Non-modulation as an intermediate phenotype in essential hypertension.

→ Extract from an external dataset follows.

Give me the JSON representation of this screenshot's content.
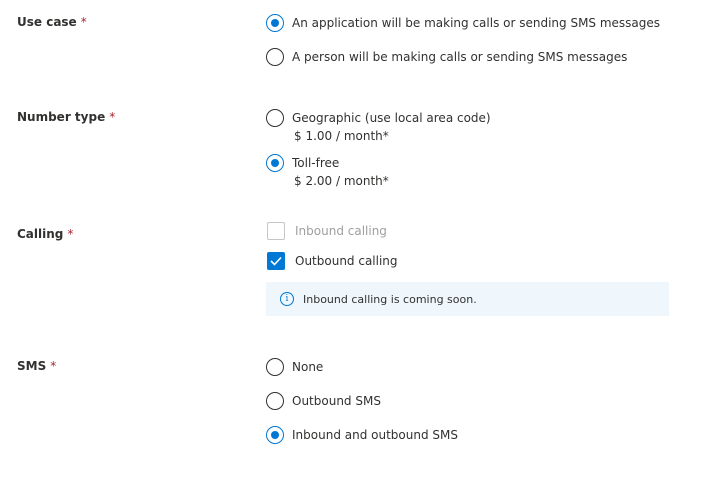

Non-modulation is a trait characterized by abnormal angiotensin-mediated control of aldosterone release and the renal blood supply. To determine whether non-modulation defines a specific subgroup of the hypertensive population and its utility as an intermediate phenotype, we have studied the distribution of this quantitative trait, whether its features are reproducible on repeated testing, and whether there is concordance of its multiple features. Essential hypertensive patients (224) and normotensive subjects (119) received an infusion of angiotensin II (Ang II) at 3 ng.kg-1.min-1 for 30-45 minutes. p-Aminohippurate (PAH) clearance was assessed as an index of renal plasma flow while the subjects were on a 200 meq sodium diet; plasma aldosterone levels were measured while the subjects were on a 10 meq sodium diet. In 54 subjects, diuretic-induced volume depletion superimposed on a low salt diet was substituted for the Ang II infusion. The results of each study were submitted to maximum likelihood analysis to assess bimodality. In response to both diuretic-induced volume depletion (p < 0.000023) and Ang II infusion (p < 0.0009), aldosterone responses were bimodally distributed in the essential hypertensive but not in the normotensive subjects, suggesting that this trait identifies a discrete subgroup. In the 59 subjects who had both an adrenal and renal study, 50 (85%) were concordant. Finally, in 27 subjects studied two to six times over a span of 1-60 months, the intraclass correlations of the adrenal, PAH, or both responses were highly significant (p values between 0.001 and 0.00007), indicating high reproducibility of results on repeated testing.(ABSTRACT TRUNCATED AT 250 WORDS)
- Copyright © 1992 by American Heart Association